● Exercise instructions:
Could you print all the entries exactly?

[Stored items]
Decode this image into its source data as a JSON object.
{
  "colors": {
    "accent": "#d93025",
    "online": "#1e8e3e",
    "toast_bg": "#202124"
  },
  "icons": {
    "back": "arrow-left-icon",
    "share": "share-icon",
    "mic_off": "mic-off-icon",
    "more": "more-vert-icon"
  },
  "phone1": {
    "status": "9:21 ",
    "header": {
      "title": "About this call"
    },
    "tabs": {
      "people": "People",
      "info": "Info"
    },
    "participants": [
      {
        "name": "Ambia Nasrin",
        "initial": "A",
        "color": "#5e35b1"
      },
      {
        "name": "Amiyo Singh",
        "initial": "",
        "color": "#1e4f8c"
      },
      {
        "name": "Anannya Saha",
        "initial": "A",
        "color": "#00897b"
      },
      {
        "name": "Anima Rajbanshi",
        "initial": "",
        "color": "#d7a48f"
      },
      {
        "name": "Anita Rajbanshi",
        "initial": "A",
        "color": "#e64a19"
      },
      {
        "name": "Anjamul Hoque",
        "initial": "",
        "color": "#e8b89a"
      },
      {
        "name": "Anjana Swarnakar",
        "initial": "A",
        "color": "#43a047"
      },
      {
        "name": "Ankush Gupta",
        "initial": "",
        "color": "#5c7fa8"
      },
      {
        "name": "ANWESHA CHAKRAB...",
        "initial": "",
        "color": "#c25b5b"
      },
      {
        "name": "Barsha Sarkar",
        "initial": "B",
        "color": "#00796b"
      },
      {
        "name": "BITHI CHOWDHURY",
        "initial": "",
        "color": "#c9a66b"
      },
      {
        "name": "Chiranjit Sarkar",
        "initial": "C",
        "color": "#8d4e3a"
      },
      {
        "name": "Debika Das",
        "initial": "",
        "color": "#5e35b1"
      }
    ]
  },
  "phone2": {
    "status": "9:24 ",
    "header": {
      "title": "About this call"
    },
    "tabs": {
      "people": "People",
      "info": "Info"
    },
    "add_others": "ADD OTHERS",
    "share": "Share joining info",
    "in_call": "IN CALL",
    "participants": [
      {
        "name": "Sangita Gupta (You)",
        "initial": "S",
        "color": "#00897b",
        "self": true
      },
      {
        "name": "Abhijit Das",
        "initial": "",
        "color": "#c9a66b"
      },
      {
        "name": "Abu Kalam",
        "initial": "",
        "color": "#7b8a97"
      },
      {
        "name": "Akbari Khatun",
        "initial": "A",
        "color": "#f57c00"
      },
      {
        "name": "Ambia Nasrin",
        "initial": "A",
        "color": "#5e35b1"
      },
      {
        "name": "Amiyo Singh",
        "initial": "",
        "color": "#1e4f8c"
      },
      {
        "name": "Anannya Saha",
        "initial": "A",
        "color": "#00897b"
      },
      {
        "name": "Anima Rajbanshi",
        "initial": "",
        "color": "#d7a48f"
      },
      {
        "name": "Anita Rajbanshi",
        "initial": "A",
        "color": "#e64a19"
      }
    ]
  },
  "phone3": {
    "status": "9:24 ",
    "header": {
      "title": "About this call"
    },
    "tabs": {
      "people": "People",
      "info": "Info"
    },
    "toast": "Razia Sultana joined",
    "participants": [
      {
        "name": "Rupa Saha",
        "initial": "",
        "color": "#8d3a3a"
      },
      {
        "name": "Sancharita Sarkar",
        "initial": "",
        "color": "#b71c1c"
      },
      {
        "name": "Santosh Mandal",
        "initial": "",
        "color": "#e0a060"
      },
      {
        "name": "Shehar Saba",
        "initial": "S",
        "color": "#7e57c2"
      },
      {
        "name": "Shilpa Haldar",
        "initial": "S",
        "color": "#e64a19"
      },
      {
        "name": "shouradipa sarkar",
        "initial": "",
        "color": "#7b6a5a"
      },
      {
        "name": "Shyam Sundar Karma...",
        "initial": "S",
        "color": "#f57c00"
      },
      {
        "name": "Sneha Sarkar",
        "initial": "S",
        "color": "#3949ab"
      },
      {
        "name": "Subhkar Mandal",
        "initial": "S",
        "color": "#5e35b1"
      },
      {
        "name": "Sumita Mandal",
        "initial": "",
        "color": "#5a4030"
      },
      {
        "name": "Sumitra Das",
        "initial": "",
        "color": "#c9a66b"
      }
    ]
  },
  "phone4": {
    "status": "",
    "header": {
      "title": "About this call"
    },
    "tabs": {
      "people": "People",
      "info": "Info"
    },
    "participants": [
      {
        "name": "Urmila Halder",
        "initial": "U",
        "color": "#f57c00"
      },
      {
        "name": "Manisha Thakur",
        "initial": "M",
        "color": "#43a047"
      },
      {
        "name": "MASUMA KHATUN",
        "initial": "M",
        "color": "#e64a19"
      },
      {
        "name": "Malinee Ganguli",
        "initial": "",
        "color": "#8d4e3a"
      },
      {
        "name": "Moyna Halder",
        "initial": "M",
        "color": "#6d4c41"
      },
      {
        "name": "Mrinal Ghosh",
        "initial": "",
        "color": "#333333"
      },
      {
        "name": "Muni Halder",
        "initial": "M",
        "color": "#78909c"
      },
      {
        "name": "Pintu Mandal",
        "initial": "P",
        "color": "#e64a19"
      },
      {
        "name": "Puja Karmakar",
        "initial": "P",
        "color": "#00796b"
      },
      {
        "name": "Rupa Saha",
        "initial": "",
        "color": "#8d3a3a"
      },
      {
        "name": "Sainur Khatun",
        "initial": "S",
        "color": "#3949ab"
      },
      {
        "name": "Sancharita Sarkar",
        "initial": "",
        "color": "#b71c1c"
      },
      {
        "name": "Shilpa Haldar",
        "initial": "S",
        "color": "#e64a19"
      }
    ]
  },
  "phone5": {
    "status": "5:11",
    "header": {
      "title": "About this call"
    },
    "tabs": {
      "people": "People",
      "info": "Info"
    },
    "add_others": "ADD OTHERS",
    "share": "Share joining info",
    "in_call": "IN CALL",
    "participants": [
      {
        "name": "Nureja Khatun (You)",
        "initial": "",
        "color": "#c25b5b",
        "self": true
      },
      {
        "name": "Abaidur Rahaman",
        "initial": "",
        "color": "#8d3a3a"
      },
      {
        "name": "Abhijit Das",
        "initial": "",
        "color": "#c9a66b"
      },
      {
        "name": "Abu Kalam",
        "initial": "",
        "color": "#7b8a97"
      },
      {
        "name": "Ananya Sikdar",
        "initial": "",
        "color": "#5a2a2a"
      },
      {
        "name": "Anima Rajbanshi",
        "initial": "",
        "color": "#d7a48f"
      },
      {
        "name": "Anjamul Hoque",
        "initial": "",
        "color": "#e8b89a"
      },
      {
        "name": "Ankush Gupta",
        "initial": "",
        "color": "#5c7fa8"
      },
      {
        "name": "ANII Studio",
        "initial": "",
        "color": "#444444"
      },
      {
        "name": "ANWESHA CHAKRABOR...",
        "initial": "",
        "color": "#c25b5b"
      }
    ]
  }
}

● Solution to the problem:
Decode this image into its source data as a JSON object.
{
  "colors": {
    "accent": "#d93025",
    "online": "#1e8e3e",
    "toast_bg": "#202124"
  },
  "icons": {
    "back": "arrow-left-icon",
    "share": "share-icon",
    "mic_off": "mic-off-icon",
    "more": "more-vert-icon"
  },
  "phone1": {
    "status": "9:21 ",
    "header": {
      "title": "About this call"
    },
    "tabs": {
      "people": "People",
      "info": "Info"
    },
    "participants": [
      {
        "name": "Ambia Nasrin",
        "initial": "A",
        "color": "#5e35b1"
      },
      {
        "name": "Amiyo Singh",
        "initial": "",
        "color": "#1e4f8c"
      },
      {
        "name": "Anannya Saha",
        "initial": "A",
        "color": "#00897b"
      },
      {
        "name": "Anima Rajbanshi",
        "initial": "",
        "color": "#d7a48f"
      },
      {
        "name": "Anita Rajbanshi",
        "initial": "A",
        "color": "#e64a19"
      },
      {
        "name": "Anjamul Hoque",
        "initial": "",
        "color": "#e8b89a"
      },
      {
        "name": "Anjana Swarnakar",
        "initial": "A",
        "color": "#43a047"
      },
      {
        "name": "Ankush Gupta",
        "initial": "",
        "color": "#5c7fa8"
      },
      {
        "name": "ANWESHA CHAKRAB...",
        "initial": "",
        "color": "#c25b5b"
      },
      {
        "name": "Barsha Sarkar",
        "initial": "B",
        "color": "#00796b"
      },
      {
        "name": "BITHI CHOWDHURY",
        "initial": "",
        "color": "#c9a66b"
      },
      {
        "name": "Chiranjit Sarkar",
        "initial": "C",
        "color": "#8d4e3a"
      },
      {
        "name": "Debika Das",
        "initial": "",
        "color": "#5e35b1"
      }
    ]
  },
  "phone2": {
    "status": "9:24 ",
    "header": {
      "title": "About this call"
    },
    "tabs": {
      "people": "People",
      "info": "Info"
    },
    "add_others": "ADD OTHERS",
    "share": "Share joining info",
    "in_call": "IN CALL",
    "participants": [
      {
        "name": "Sangita Gupta (You)",
        "initial": "S",
        "color": "#00897b",
        "self": true
      },
      {
        "name": "Abhijit Das",
        "initial": "",
        "color": "#c9a66b"
      },
      {
        "name": "Abu Kalam",
        "initial": "",
        "color": "#7b8a97"
      },
      {
        "name": "Akbari Khatun",
        "initial": "A",
        "color": "#f57c00"
      },
      {
        "name": "Ambia Nasrin",
        "initial": "A",
        "color": "#5e35b1"
      },
      {
        "name": "Amiyo Singh",
        "initial": "",
        "color": "#1e4f8c"
      },
      {
        "name": "Anannya Saha",
        "initial": "A",
        "color": "#00897b"
      },
      {
        "name": "Anima Rajbanshi",
        "initial": "",
        "color": "#d7a48f"
      },
      {
        "name": "Anita Rajbanshi",
        "initial": "A",
        "color": "#e64a19"
      }
    ]
  },
  "phone3": {
    "status": "9:24 ",
    "header": {
      "title": "About this call"
    },
    "tabs": {
      "people": "People",
      "info": "Info"
    },
    "toast": "Razia Sultana joined",
    "participants": [
      {
        "name": "Rupa Saha",
        "initial": "",
        "color": "#8d3a3a"
      },
      {
        "name": "Sancharita Sarkar",
        "initial": "",
        "color": "#b71c1c"
      },
      {
        "name": "Santosh Mandal",
        "initial": "",
        "color": "#e0a060"
      },
      {
        "name": "Shehar Saba",
        "initial": "S",
        "color": "#7e57c2"
      },
      {
        "name": "Shilpa Haldar",
        "initial": "S",
        "color": "#e64a19"
      },
      {
        "name": "shouradipa sarkar",
        "initial": "",
        "color": "#7b6a5a"
      },
      {
        "name": "Shyam Sundar Karma...",
        "initial": "S",
        "color": "#f57c00"
      },
      {
        "name": "Sneha Sarkar",
        "initial": "S",
        "color": "#3949ab"
      },
      {
        "name": "Subhkar Mandal",
        "initial": "S",
        "color": "#5e35b1"
      },
      {
        "name": "Sumita Mandal",
        "initial": "",
        "color": "#5a4030"
      },
      {
        "name": "Sumitra Das",
        "initial": "",
        "color": "#c9a66b"
      }
    ]
  },
  "phone4": {
    "status": "",
    "header": {
      "title": "About this call"
    },
    "tabs": {
      "people": "People",
      "info": "Info"
    },
    "participants": [
      {
        "name": "Urmila Halder",
        "initial": "U",
        "color": "#f57c00"
      },
      {
        "name": "Manisha Thakur",
        "initial": "M",
        "color": "#43a047"
      },
      {
        "name": "MASUMA KHATUN",
        "initial": "M",
        "color": "#e64a19"
      },
      {
        "name": "Malinee Ganguli",
        "initial": "",
        "color": "#8d4e3a"
      },
      {
        "name": "Moyna Halder",
        "initial": "M",
        "color": "#6d4c41"
      },
      {
        "name": "Mrinal Ghosh",
        "initial": "",
        "color": "#333333"
      },
      {
        "name": "Muni Halder",
        "initial": "M",
        "color": "#78909c"
      },
      {
        "name": "Pintu Mandal",
        "initial": "P",
        "color": "#e64a19"
      },
      {
        "name": "Puja Karmakar",
        "initial": "P",
        "color": "#00796b"
      },
      {
        "name": "Rupa Saha",
        "initial": "",
        "color": "#8d3a3a"
      },
      {
        "name": "Sainur Khatun",
        "initial": "S",
        "color": "#3949ab"
      },
      {
        "name": "Sancharita Sarkar",
        "initial": "",
        "color": "#b71c1c"
      },
      {
        "name": "Shilpa Haldar",
        "initial": "S",
        "color": "#e64a19"
      }
    ]
  },
  "phone5": {
    "status": "5:11",
    "header": {
      "title": "About this call"
    },
    "tabs": {
      "people": "People",
      "info": "Info"
    },
    "add_others": "ADD OTHERS",
    "share": "Share joining info",
    "in_call": "IN CALL",
    "participants": [
      {
        "name": "Nureja Khatun (You)",
        "initial": "",
        "color": "#c25b5b",
        "self": true
      },
      {
        "name": "Abaidur Rahaman",
        "initial": "",
        "color": "#8d3a3a"
      },
      {
        "name": "Abhijit Das",
        "initial": "",
        "color": "#c9a66b"
      },
      {
        "name": "Abu Kalam",
        "initial": "",
        "color": "#7b8a97"
      },
      {
        "name": "Ananya Sikdar",
        "initial": "",
        "color": "#5a2a2a"
      },
      {
        "name": "Anima Rajbanshi",
        "initial": "",
        "color": "#d7a48f"
      },
      {
        "name": "Anjamul Hoque",
        "initial": "",
        "color": "#e8b89a"
      },
      {
        "name": "Ankush Gupta",
        "initial": "",
        "color": "#5c7fa8"
      },
      {
        "name": "ANII Studio",
        "initial": "",
        "color": "#444444"
      },
      {
        "name": "ANWESHA CHAKRABOR...",
        "initial": "",
        "color": "#c25b5b"
      }
    ]
  }
}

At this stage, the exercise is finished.